Railinc on Dec. 7 reported that it has added railcar cushioning devices to the Component Tracking program, providing “enhanced visibility” into their location and status.
Directed by the Association of American Railroads Equipment Engineering Committee (EEC) to add these devices, Railinc said it developed a process and carried out test implementations. Upon “successful conclusion” of testing, the inclusion of railcar cushioning devices in Component Tracking was made mandatory by the EEC, according to Railinc, a Cary, N.C.-based subsidiary of the association.
The Component Tracking program, established in 2013, gives rail carriers, equipment owners, shops and other industry participants visibility into the health status and history of equipment and components, allowing them to “identify wear and failure trends and improve the recall process,” Railinc reported. “The North American railcar fleet includes some 1.6 million revenue-earning units, all of which must be tracked and monitored for safety and reliability.”

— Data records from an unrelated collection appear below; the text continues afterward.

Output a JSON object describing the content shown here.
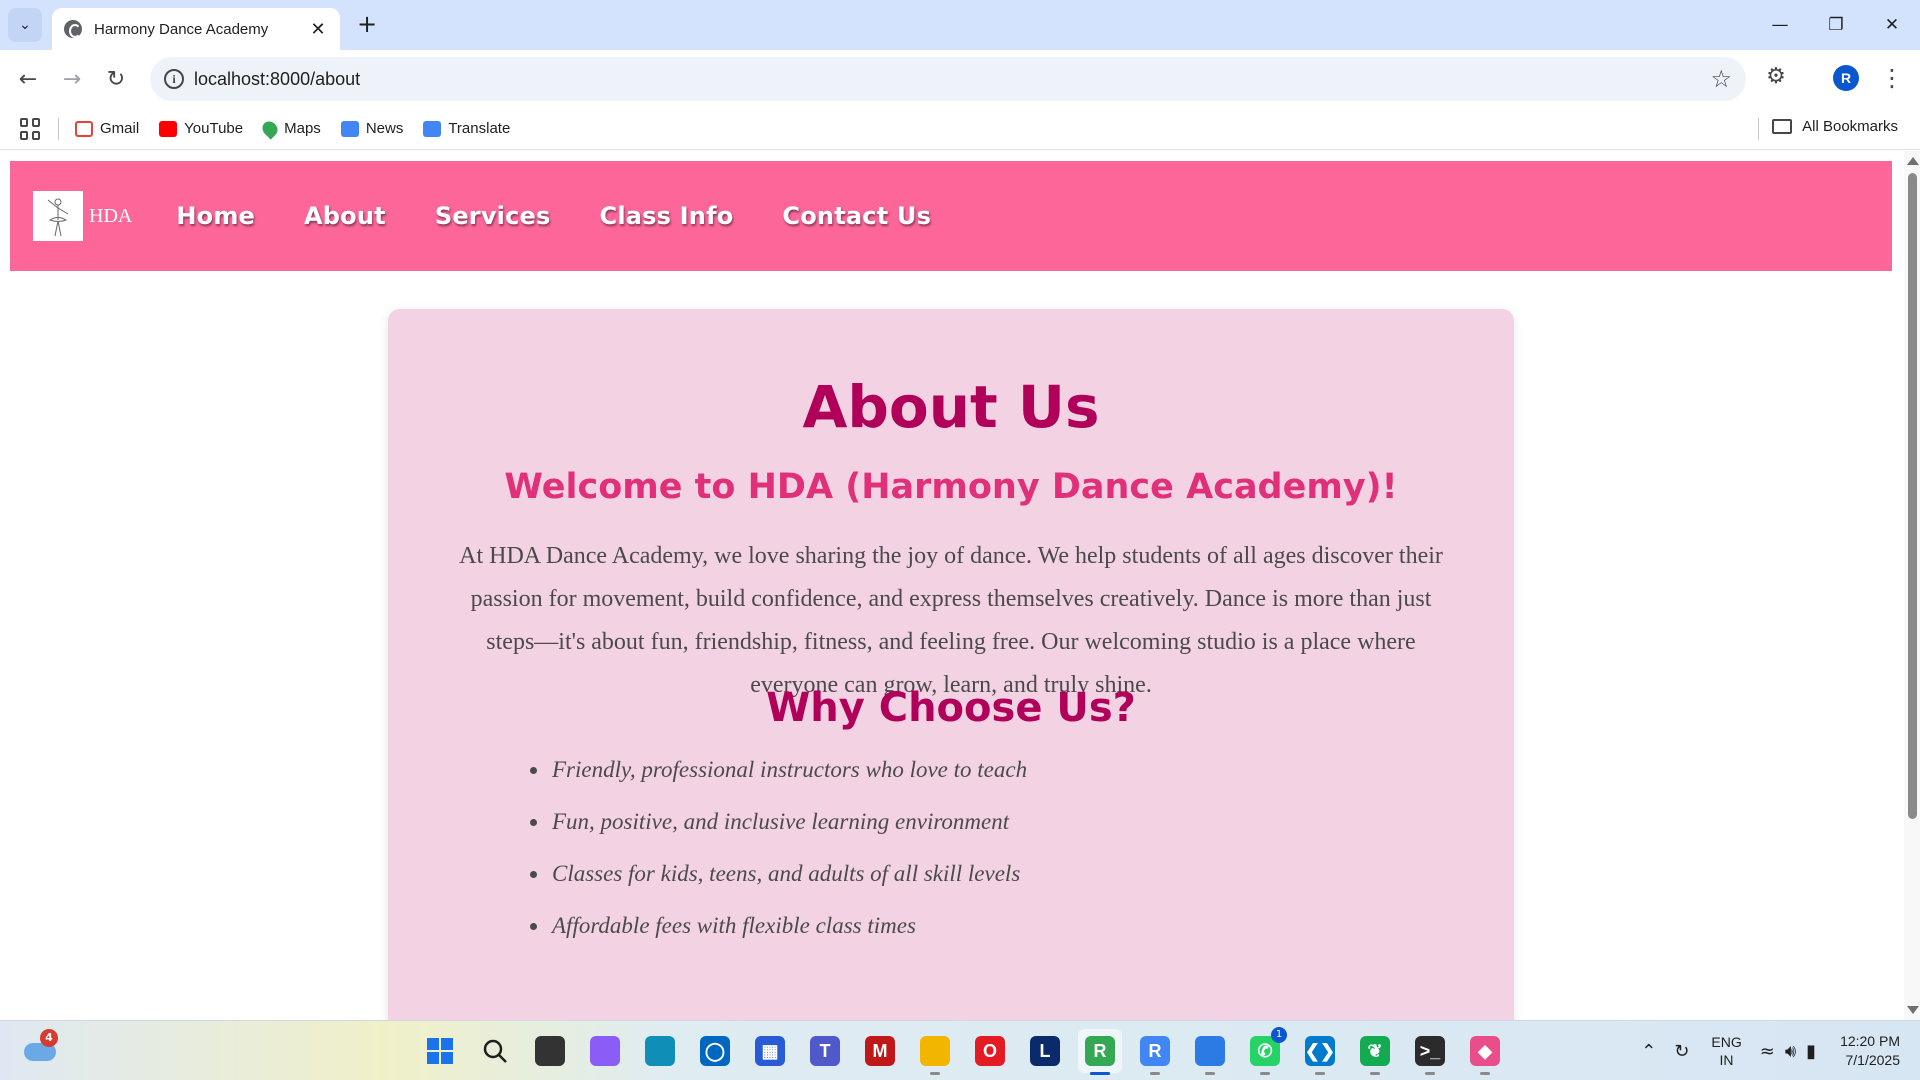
{
  "browser": {
    "tab_title": "Harmony Dance Academy",
    "url": "localhost:8000/about",
    "profile_initial": "R",
    "bookmarks": [
      {
        "label": "Gmail",
        "icon": "gmail-icon",
        "color": "#ea4335"
      },
      {
        "label": "YouTube",
        "icon": "youtube-icon",
        "color": "#ff0000"
      },
      {
        "label": "Maps",
        "icon": "maps-icon",
        "color": "#34a853"
      },
      {
        "label": "News",
        "icon": "news-icon",
        "color": "#4285f4"
      },
      {
        "label": "Translate",
        "icon": "translate-icon",
        "color": "#4285f4"
      }
    ],
    "all_bookmarks_label": "All Bookmarks"
  },
  "site": {
    "logo_text": "HDA",
    "nav": [
      "Home",
      "About",
      "Services",
      "Class Info",
      "Contact Us"
    ],
    "accent": "#fc6699"
  },
  "about": {
    "title": "About Us",
    "welcome": "Welcome to HDA (Harmony Dance Academy)!",
    "paragraph": "At HDA Dance Academy, we love sharing the joy of dance. We help students of all ages discover their passion for movement, build confidence, and express themselves creatively. Dance is more than just steps—it's about fun, friendship, fitness, and feeling free. Our welcoming studio is a place where everyone can grow, learn, and truly shine.",
    "why_title": "Why Choose Us?",
    "features": [
      "Friendly, professional instructors who love to teach",
      "Fun, positive, and inclusive learning environment",
      "Classes for kids, teens, and adults of all skill levels",
      "Affordable fees with flexible class times"
    ]
  },
  "taskbar": {
    "weather_badge": "4",
    "apps": [
      {
        "name": "start-icon",
        "color": "#1a73e8",
        "glyph": "⊞"
      },
      {
        "name": "search-icon",
        "color": "#e8eef5",
        "glyph": ""
      },
      {
        "name": "task-view-icon",
        "color": "#333333",
        "glyph": ""
      },
      {
        "name": "copilot-icon",
        "color": "#8b5cf6",
        "glyph": ""
      },
      {
        "name": "edge-icon",
        "color": "#0f8fb8",
        "glyph": ""
      },
      {
        "name": "app-icon",
        "color": "#0067c0",
        "glyph": "◯"
      },
      {
        "name": "store-icon",
        "color": "#2a5bd7",
        "glyph": "▦"
      },
      {
        "name": "teams-icon",
        "color": "#5059c9",
        "glyph": "T"
      },
      {
        "name": "mcafee-icon",
        "color": "#c01818",
        "glyph": "M"
      },
      {
        "name": "file-explorer-icon",
        "color": "#f2b600",
        "glyph": ""
      },
      {
        "name": "opera-icon",
        "color": "#e41b23",
        "glyph": "O"
      },
      {
        "name": "l-app-icon",
        "color": "#0a2a6b",
        "glyph": "L"
      },
      {
        "name": "chrome-icon",
        "color": "#34a853",
        "glyph": "R"
      },
      {
        "name": "chrome-profile-icon",
        "color": "#4285f4",
        "glyph": "R"
      },
      {
        "name": "photos-icon",
        "color": "#2c7be5",
        "glyph": ""
      },
      {
        "name": "whatsapp-icon",
        "color": "#25d366",
        "glyph": "✆"
      },
      {
        "name": "vscode-icon",
        "color": "#007acc",
        "glyph": "❮❯"
      },
      {
        "name": "mongodb-icon",
        "color": "#13aa52",
        "glyph": "❦"
      },
      {
        "name": "terminal-icon",
        "color": "#2b2b2b",
        "glyph": ">_"
      },
      {
        "name": "git-icon",
        "color": "#e94e8a",
        "glyph": "◆"
      }
    ],
    "lang_top": "ENG",
    "lang_bottom": "IN",
    "time": "12:20 PM",
    "date": "7/1/2025"
  }
}
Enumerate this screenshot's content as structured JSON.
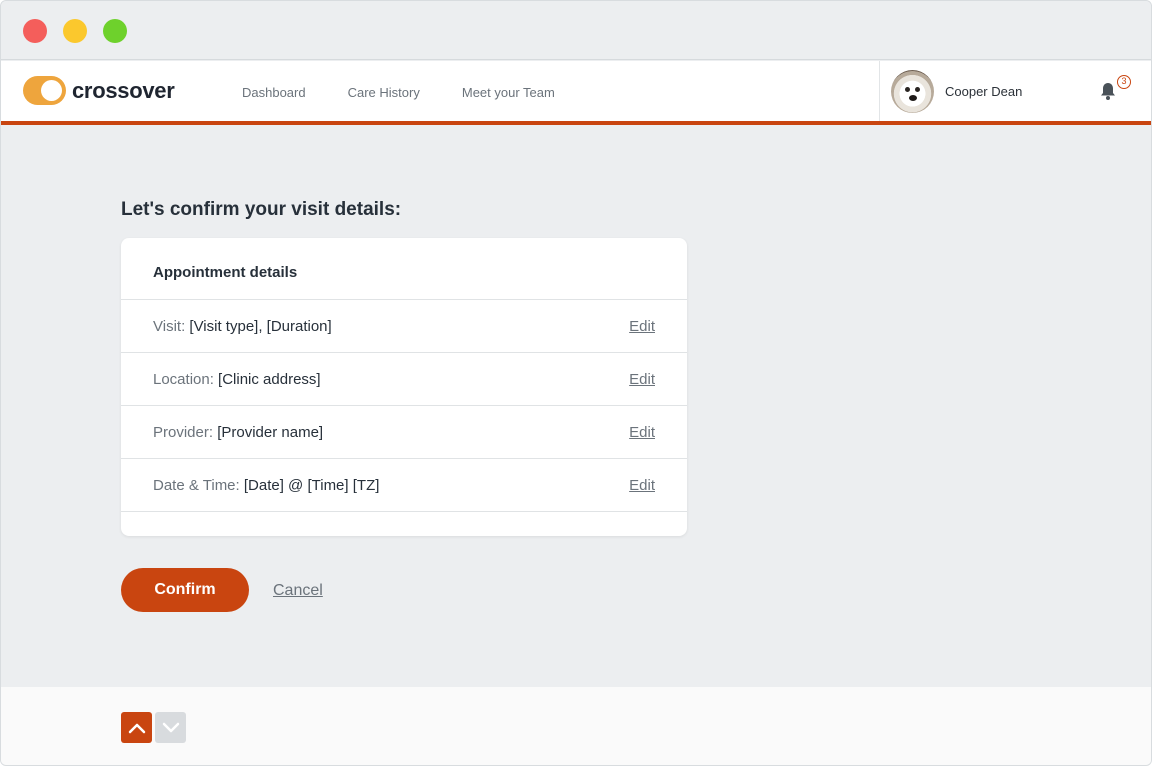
{
  "brand": {
    "name": "crossover",
    "toggle_color": "#eea53d",
    "accent": "#c94510"
  },
  "nav": {
    "links": [
      "Dashboard",
      "Care History",
      "Meet your Team"
    ]
  },
  "user": {
    "name": "Cooper Dean",
    "notification_count": "3"
  },
  "page": {
    "heading": "Let's confirm your visit details:"
  },
  "card": {
    "title": "Appointment details",
    "rows": [
      {
        "label": "Visit:",
        "value": "[Visit type], [Duration]",
        "action": "Edit"
      },
      {
        "label": "Location:",
        "value": "[Clinic address]",
        "action": "Edit"
      },
      {
        "label": "Provider:",
        "value": "[Provider name]",
        "action": "Edit"
      },
      {
        "label": "Date & Time:",
        "value": "[Date] @ [Time] [TZ]",
        "action": "Edit"
      }
    ]
  },
  "actions": {
    "confirm_label": "Confirm",
    "cancel_label": "Cancel"
  },
  "icons": {
    "window_controls": [
      "close-dot",
      "minimize-dot",
      "maximize-dot"
    ],
    "bell": "bell-icon",
    "footer": [
      "chevron-up-icon",
      "chevron-down-icon"
    ]
  }
}
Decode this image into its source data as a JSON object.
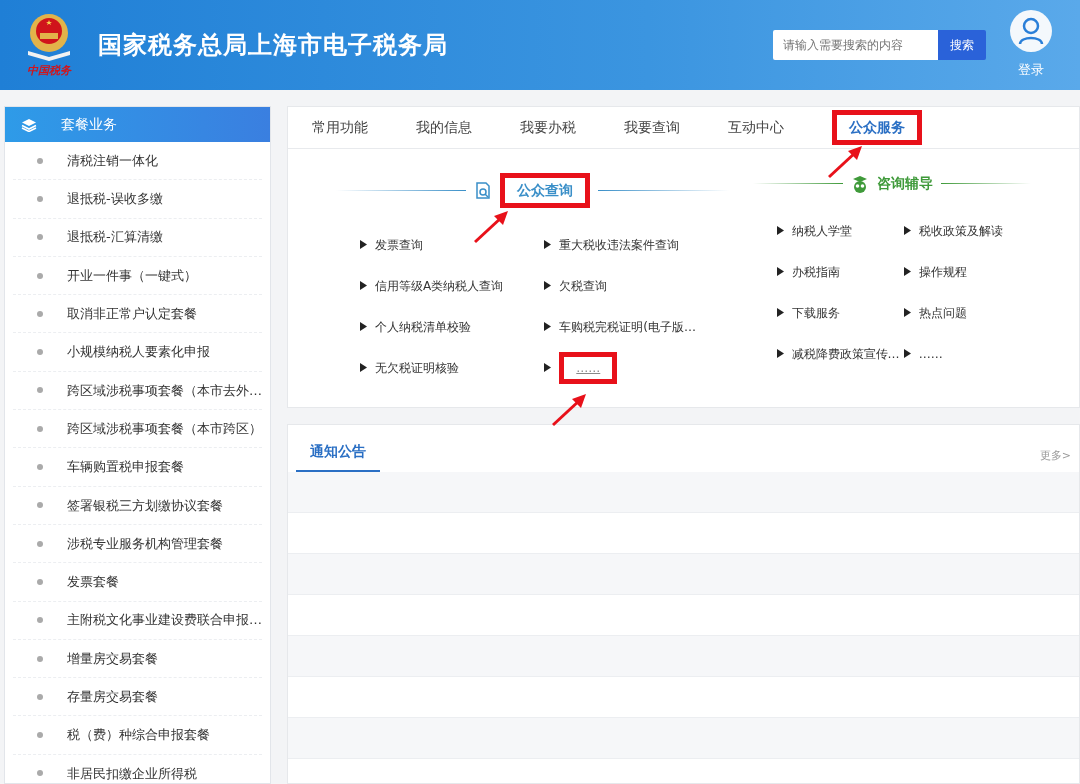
{
  "header": {
    "logo_caption": "中国税务",
    "title": "国家税务总局上海市电子税务局",
    "search": {
      "placeholder": "请输入需要搜索的内容",
      "button": "搜索"
    },
    "login": "登录"
  },
  "sidebar": {
    "title": "套餐业务",
    "items": [
      {
        "label": "清税注销一体化"
      },
      {
        "label": "退抵税-误收多缴"
      },
      {
        "label": "退抵税-汇算清缴"
      },
      {
        "label": "开业一件事（一键式）"
      },
      {
        "label": "取消非正常户认定套餐"
      },
      {
        "label": "小规模纳税人要素化申报"
      },
      {
        "label": "跨区域涉税事项套餐（本市去外…"
      },
      {
        "label": "跨区域涉税事项套餐（本市跨区）"
      },
      {
        "label": "车辆购置税申报套餐"
      },
      {
        "label": "签署银税三方划缴协议套餐"
      },
      {
        "label": "涉税专业服务机构管理套餐"
      },
      {
        "label": "发票套餐"
      },
      {
        "label": "主附税文化事业建设费联合申报…"
      },
      {
        "label": "增量房交易套餐"
      },
      {
        "label": "存量房交易套餐"
      },
      {
        "label": "税（费）种综合申报套餐"
      },
      {
        "label": "非居民扣缴企业所得税"
      }
    ]
  },
  "tabs": [
    {
      "label": "常用功能",
      "selected": false,
      "highlighted": false
    },
    {
      "label": "我的信息",
      "selected": false,
      "highlighted": false
    },
    {
      "label": "我要办税",
      "selected": false,
      "highlighted": false
    },
    {
      "label": "我要查询",
      "selected": false,
      "highlighted": false
    },
    {
      "label": "互动中心",
      "selected": false,
      "highlighted": false
    },
    {
      "label": "公众服务",
      "selected": true,
      "highlighted": true
    }
  ],
  "sections": [
    {
      "kind": "query",
      "title": "公众查询",
      "highlighted": true,
      "links": [
        {
          "label": "发票查询",
          "highlighted": false
        },
        {
          "label": "重大税收违法案件查询",
          "highlighted": false
        },
        {
          "label": "信用等级A类纳税人查询",
          "highlighted": false
        },
        {
          "label": "欠税查询",
          "highlighted": false
        },
        {
          "label": "个人纳税清单校验",
          "highlighted": false
        },
        {
          "label": "车购税完税证明(电子版…",
          "highlighted": false
        },
        {
          "label": "无欠税证明核验",
          "highlighted": false
        },
        {
          "label": "……",
          "highlighted": true
        }
      ]
    },
    {
      "kind": "consult",
      "title": "咨询辅导",
      "highlighted": false,
      "links": [
        {
          "label": "纳税人学堂",
          "highlighted": false
        },
        {
          "label": "税收政策及解读",
          "highlighted": false
        },
        {
          "label": "办税指南",
          "highlighted": false
        },
        {
          "label": "操作规程",
          "highlighted": false
        },
        {
          "label": "下载服务",
          "highlighted": false
        },
        {
          "label": "热点问题",
          "highlighted": false
        },
        {
          "label": "减税降费政策宣传…",
          "highlighted": false
        },
        {
          "label": "……",
          "highlighted": false
        }
      ]
    }
  ],
  "notices": {
    "tab": "通知公告",
    "more": "更多>"
  }
}
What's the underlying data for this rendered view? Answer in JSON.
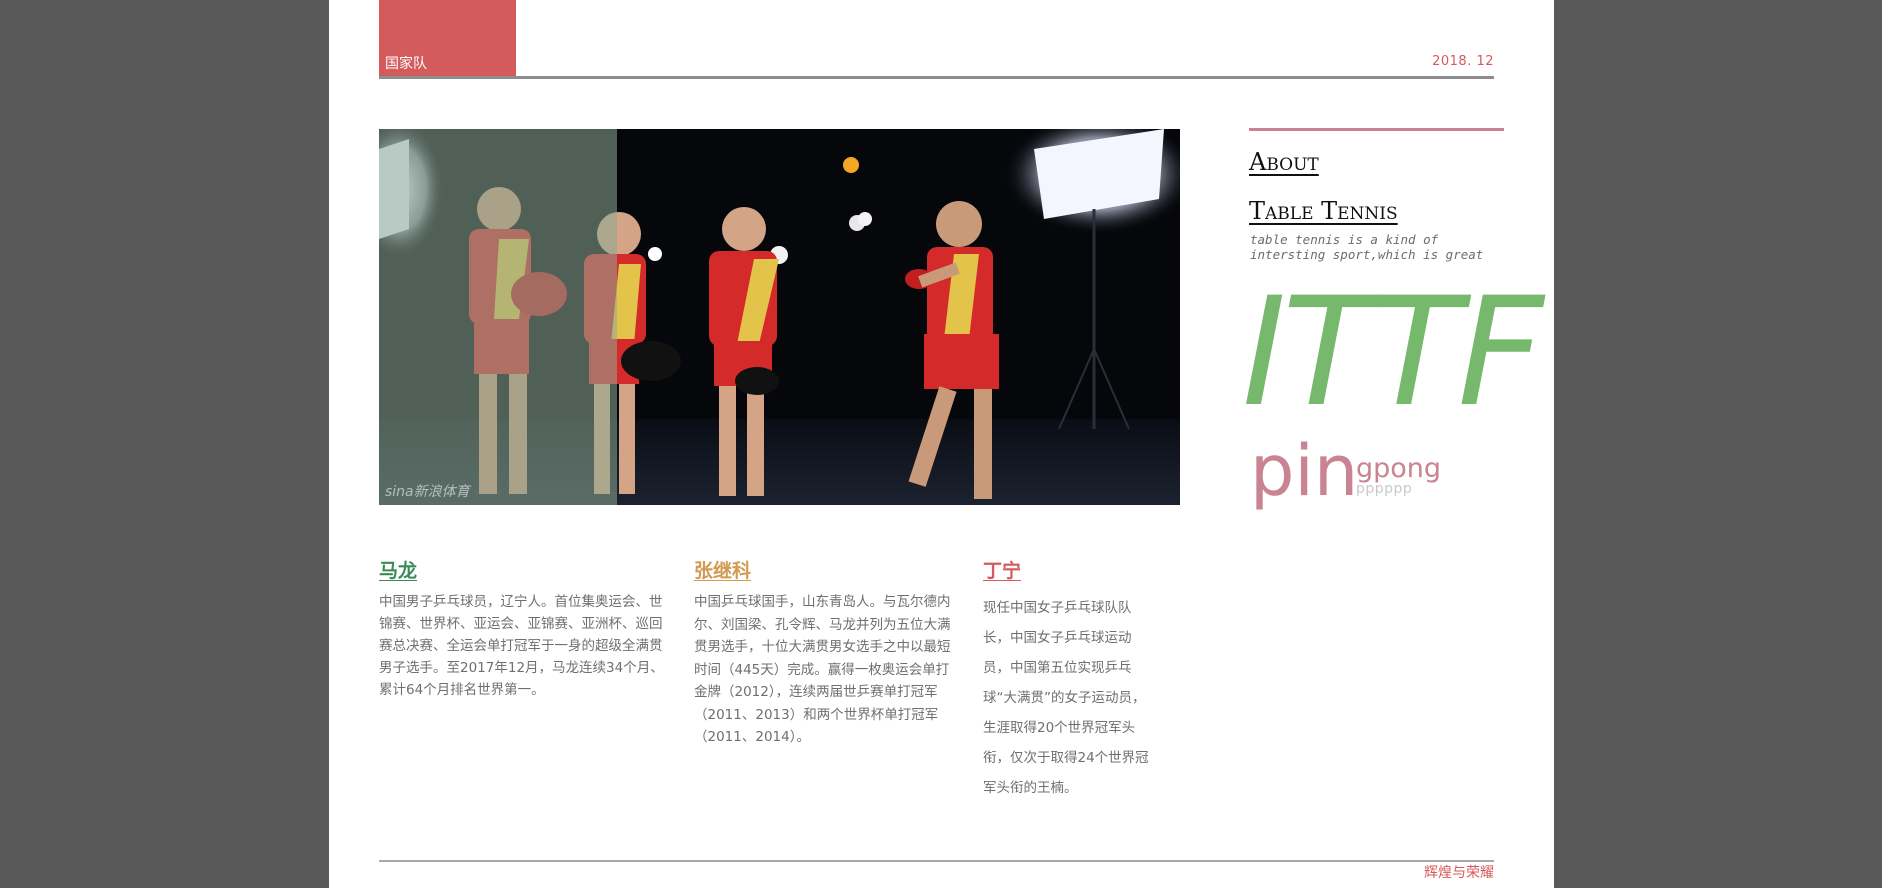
{
  "header": {
    "section_label": "国家队",
    "date": "2018. 12",
    "accent_color": "#d45b5b"
  },
  "hero": {
    "watermark": "sina新浪体育"
  },
  "profiles": [
    {
      "name": "马龙",
      "color": "#3c8a58",
      "bio": "中国男子乒乓球员，辽宁人。首位集奥运会、世锦赛、世界杯、亚运会、亚锦赛、亚洲杯、巡回赛总决赛、全运会单打冠军于一身的超级全满贯男子选手。至2017年12月，马龙连续34个月、累计64个月排名世界第一。"
    },
    {
      "name": "张继科",
      "color": "#d39a52",
      "bio": "中国乒乓球国手，山东青岛人。与瓦尔德内尔、刘国梁、孔令辉、马龙并列为五位大满贯男选手，十位大满贯男女选手之中以最短时间（445天）完成。赢得一枚奥运会单打金牌（2012），连续两届世乒赛单打冠军（2011、2013）和两个世界杯单打冠军（2011、2014）。"
    },
    {
      "name": "丁宁",
      "color": "#d45b5b",
      "bio": "现任中国女子乒乓球队队长，中国女子乒乓球运动员，中国第五位实现乒乓球“大满贯”的女子运动员，生涯取得20个世界冠军头衔，仅次于取得24个世界冠军头衔的王楠。"
    }
  ],
  "sidebar": {
    "title_line1": "About",
    "title_line2": "Table Tennis",
    "description": "table tennis is a kind of intersting sport,which is great",
    "big_word": "ITTF",
    "ping_big": "pin",
    "ping_small": "gpong",
    "ping_faint": "pppppp",
    "green": "#76b96c",
    "pink": "#c98392"
  },
  "footer": {
    "text": "辉煌与荣耀"
  }
}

The industry has implemented component tracking “for hundreds of millions of critical railcar components including wheelsets, side frames, bolsters and couplers,” Railinc Product Manager Clayton Miller said. “The addition of cushioning devices—which help prevent hard coupling during railcar switching—will prevent damage to equipment and shipments by enabling car owners to schedule maintenance and repairs before equipment failures occur in the field.”
More than 93,000 cushioning devices have been registered and associated in the Component Tracking system with their railcars since 2021, when that process became mandatory for new cars and cars undergoing major maintenance or repairs, according to Railinc. As this process continues, it said, all railcars with cushioning devices will be integrated into the system.
Strato’s SCU (Selective Cushion Unit) and Miner’s FCS (Friction Cushioning System) “are currently AAR conditionally approved devices, and are not required to be logged with Railinc until the point that they make it into the AAR Field Manual,’ an industry source explained to Railway Age. “We have a way to go to get to that point. The AAR EEC has been working on a specification to qualify units, but until that happens, it’s unlikely anything will be added to the AAR Field Manual.”